Report how many lines of the records below include the word "price". Give nothing but the number.
*** MATERIAL FOR THIS EXERCISE ***
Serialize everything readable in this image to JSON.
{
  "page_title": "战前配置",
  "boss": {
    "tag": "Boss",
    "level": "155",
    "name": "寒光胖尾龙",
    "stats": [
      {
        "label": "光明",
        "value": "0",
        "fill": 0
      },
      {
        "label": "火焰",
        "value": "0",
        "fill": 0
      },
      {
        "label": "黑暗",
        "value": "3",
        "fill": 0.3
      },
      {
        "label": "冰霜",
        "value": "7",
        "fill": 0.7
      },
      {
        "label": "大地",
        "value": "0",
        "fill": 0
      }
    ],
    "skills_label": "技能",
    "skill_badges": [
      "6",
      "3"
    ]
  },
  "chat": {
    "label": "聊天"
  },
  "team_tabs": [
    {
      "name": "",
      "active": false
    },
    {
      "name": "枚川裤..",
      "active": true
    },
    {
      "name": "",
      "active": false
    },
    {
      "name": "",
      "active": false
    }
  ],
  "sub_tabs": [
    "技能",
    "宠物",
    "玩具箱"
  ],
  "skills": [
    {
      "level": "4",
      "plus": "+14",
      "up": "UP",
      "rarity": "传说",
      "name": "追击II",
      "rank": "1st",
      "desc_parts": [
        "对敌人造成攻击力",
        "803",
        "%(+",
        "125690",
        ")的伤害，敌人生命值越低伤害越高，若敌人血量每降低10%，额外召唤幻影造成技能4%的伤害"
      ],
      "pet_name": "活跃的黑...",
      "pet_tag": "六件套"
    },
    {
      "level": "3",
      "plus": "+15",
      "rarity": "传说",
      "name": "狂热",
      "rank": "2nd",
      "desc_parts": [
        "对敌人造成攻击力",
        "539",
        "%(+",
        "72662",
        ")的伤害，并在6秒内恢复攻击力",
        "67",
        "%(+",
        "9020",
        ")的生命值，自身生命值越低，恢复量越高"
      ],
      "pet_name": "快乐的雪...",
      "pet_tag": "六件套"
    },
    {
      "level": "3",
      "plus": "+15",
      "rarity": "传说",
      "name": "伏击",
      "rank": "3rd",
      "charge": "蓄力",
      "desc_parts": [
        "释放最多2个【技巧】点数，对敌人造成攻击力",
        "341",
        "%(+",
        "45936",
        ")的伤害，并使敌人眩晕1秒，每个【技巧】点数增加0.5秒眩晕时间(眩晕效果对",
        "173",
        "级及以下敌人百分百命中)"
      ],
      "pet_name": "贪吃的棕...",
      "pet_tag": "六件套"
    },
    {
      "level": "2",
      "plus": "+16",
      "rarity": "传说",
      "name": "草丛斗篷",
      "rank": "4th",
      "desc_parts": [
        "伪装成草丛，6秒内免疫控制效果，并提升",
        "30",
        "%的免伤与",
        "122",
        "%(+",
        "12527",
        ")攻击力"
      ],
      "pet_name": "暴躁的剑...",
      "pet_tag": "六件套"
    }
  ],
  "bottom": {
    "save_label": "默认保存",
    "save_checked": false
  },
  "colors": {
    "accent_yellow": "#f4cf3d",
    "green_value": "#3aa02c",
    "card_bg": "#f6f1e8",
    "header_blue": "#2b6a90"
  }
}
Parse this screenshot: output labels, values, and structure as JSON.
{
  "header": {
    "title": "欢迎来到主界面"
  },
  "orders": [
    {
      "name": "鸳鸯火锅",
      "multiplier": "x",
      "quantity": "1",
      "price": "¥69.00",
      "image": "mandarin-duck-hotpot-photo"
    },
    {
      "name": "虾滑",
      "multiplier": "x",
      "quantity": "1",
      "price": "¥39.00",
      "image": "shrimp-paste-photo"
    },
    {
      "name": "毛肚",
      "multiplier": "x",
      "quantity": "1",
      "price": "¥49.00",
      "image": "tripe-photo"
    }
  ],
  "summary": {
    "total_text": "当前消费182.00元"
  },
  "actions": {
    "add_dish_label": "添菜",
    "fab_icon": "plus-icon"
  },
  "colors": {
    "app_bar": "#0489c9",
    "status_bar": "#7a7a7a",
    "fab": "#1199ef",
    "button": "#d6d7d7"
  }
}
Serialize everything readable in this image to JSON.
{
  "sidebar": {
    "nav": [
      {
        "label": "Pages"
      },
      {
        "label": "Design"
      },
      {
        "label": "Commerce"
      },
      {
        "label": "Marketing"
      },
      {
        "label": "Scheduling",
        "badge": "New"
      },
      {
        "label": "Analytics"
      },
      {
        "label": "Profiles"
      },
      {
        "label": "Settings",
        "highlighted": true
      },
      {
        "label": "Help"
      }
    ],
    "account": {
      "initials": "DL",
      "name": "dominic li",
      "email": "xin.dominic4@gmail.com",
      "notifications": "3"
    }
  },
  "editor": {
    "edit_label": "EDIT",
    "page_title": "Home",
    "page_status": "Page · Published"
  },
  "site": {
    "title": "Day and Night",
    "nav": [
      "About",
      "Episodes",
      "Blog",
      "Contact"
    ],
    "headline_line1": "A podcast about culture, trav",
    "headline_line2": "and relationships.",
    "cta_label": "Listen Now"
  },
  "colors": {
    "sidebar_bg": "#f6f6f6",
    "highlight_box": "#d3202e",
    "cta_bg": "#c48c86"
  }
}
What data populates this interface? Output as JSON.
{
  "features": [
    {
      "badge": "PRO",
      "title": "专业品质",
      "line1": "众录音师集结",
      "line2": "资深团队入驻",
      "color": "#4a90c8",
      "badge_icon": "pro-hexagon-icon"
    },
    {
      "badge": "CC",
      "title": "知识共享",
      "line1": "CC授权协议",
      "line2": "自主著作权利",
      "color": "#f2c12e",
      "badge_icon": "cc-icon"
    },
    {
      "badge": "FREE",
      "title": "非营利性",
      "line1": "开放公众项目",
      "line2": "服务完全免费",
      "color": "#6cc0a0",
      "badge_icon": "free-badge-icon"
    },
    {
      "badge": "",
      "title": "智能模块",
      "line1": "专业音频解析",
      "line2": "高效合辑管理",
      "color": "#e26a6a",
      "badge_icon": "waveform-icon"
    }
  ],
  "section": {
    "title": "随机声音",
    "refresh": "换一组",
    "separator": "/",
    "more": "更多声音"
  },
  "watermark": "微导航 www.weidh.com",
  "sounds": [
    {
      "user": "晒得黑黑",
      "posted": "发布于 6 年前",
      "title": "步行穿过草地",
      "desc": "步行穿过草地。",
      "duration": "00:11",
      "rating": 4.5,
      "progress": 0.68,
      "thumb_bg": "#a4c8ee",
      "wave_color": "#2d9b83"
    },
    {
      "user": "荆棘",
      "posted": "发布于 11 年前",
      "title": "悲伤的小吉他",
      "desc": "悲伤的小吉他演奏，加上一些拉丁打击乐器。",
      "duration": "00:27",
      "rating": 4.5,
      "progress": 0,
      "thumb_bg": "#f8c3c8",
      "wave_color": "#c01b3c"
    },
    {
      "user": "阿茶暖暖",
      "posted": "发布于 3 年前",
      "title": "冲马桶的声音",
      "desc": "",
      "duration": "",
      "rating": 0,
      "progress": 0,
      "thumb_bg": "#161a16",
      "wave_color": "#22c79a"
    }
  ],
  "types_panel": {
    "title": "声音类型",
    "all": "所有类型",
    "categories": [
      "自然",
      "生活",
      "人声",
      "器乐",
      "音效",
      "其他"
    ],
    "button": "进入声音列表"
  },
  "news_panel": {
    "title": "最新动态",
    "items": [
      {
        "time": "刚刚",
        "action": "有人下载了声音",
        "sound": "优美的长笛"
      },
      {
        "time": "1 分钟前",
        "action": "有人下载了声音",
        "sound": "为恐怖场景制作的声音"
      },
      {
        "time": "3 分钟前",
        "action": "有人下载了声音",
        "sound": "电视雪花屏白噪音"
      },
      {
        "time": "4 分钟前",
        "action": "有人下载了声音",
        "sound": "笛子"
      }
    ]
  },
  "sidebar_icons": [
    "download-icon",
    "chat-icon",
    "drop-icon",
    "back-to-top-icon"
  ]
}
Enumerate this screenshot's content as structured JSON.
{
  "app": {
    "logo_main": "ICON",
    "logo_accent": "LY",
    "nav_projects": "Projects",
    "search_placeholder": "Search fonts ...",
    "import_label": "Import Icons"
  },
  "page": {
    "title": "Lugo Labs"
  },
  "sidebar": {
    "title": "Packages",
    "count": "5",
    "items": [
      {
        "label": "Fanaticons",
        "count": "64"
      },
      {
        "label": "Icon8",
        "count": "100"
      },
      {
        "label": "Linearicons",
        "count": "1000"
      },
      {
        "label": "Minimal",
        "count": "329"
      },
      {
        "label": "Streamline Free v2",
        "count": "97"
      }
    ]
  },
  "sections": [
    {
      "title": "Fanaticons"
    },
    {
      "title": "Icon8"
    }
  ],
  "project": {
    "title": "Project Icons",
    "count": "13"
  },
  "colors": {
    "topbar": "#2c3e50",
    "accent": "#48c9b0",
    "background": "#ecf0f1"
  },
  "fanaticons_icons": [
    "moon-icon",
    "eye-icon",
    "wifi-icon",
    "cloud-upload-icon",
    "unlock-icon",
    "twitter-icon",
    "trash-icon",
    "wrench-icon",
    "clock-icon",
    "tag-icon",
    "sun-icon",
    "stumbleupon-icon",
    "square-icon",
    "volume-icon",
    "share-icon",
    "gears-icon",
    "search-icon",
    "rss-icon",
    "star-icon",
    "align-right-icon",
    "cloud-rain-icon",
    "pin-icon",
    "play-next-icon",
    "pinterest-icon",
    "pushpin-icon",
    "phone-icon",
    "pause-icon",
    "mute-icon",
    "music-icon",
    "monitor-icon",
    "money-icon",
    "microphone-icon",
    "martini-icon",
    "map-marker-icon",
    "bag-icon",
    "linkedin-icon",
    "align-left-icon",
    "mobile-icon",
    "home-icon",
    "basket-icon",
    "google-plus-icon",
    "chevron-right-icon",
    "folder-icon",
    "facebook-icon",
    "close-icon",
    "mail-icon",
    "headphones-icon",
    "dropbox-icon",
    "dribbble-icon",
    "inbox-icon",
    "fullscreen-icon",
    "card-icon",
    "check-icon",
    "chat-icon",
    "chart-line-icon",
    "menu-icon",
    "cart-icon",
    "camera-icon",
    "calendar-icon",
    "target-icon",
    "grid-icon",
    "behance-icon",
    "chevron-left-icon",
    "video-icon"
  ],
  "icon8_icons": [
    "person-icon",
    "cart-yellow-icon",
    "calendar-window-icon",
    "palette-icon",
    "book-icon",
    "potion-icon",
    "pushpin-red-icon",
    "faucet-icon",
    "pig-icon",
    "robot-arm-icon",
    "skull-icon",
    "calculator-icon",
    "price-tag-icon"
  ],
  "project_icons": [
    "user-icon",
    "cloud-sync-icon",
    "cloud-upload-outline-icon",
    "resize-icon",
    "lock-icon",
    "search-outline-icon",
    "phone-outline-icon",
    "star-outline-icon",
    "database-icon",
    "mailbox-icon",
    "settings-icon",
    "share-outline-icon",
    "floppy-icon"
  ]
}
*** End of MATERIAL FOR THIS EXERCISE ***
FINAL ANSWER – 4